In Holland, one study had in excess of 3,000 men and women, and it found that the amount of blockages in the blood in the heart’s blood vessels was less, particularly in women.
Experts are aware that lifestyle and diet influence any outcomes from studies. However Goldberg notes that green tea's antioxidants are dilators. This she says, means that they increase the state of blood vessels and inhibits clogging. This effect can also be produced by antioxidant-rich blueberries and pomegranates.
She says, "I think people should know these are important studies, that everyday foods that are an option may actually have health benefits" .Goldberg then explains why green tea is not at the top of the doctor’s list of treatments, "I think green tea, because of its antioxidant value, may have heart benefits, but it's not something we regularly prescribe to people, because there isn't as much evidence as there is in exercise's ability to improve heart health".
Green Tea as a Weight Loss Tool
Two separate, but small scale and limited studies have found that green tea can be beneficial in lowering LDL, also known as bad cholesterol, and can help to lower levels of obesity. Obesity and high LDL are known risks factors for stroke, heart disease and diabetes. The studies were conducted in Japan and Holland.

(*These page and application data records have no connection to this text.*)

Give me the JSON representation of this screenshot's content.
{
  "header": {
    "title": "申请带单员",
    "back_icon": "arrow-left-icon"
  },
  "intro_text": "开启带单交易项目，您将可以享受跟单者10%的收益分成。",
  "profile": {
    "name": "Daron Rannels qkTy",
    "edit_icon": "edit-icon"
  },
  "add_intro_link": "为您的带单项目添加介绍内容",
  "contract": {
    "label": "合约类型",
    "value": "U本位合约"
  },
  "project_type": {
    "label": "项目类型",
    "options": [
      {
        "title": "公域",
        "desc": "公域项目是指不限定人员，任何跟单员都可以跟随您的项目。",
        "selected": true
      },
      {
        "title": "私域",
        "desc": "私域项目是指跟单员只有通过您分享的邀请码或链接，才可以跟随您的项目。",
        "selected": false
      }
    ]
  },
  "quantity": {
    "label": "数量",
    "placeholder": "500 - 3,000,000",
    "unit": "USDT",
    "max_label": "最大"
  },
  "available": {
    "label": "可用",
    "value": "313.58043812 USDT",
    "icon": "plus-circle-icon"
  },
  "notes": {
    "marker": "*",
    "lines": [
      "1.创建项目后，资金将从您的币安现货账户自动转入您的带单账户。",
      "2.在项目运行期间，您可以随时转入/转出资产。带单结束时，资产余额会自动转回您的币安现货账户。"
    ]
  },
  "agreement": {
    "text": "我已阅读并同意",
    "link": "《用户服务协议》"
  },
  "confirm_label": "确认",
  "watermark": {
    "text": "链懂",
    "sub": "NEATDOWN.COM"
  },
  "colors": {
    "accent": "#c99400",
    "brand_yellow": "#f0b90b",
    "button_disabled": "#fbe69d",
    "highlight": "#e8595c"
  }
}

The Dutch research identified that drinking more caffeinated green tea increased weight loss. They also noted that those drinking decaffeinated green tea cut the inches from the waistline too.
In Japan the study involved 240 men and women and each was given a different amount of green tea extract for a period of three months. Those who had been given the most had lost the highest amount of body fat and weight. They also had lower LDL levels and lower blood pressure.
Green Tea – How do you take yours?
Weight loss supplements that have green tea extracts as an ingredient can be dangerous if you have liver problems, but people with no liver problems should be fine. However the best way to take green tea is to drink it.
Diane McKay, PhD, is a Tufts University scientist who studies antioxidants, and she says, "Taken altogether, the evidence certainly suggests that incorporating at least a few cups of green tea every day will positively affect your health. It's not going to cure anything and it shouldn't be consumed as a drug, but it can complement the rest of the diet". But she also stresses the importance of eating a healthy balanced diet of fruits, vegetables, grains, seeds, and nuts, but you can indulge yourself with as much green tea as you want.
She ends cautiously by saying, "I don't think it can hurt to drink it. I'd focus on dietary sources rather than supplements because there are several compounds in green tea that might need to be consumed together. We just don't know yet".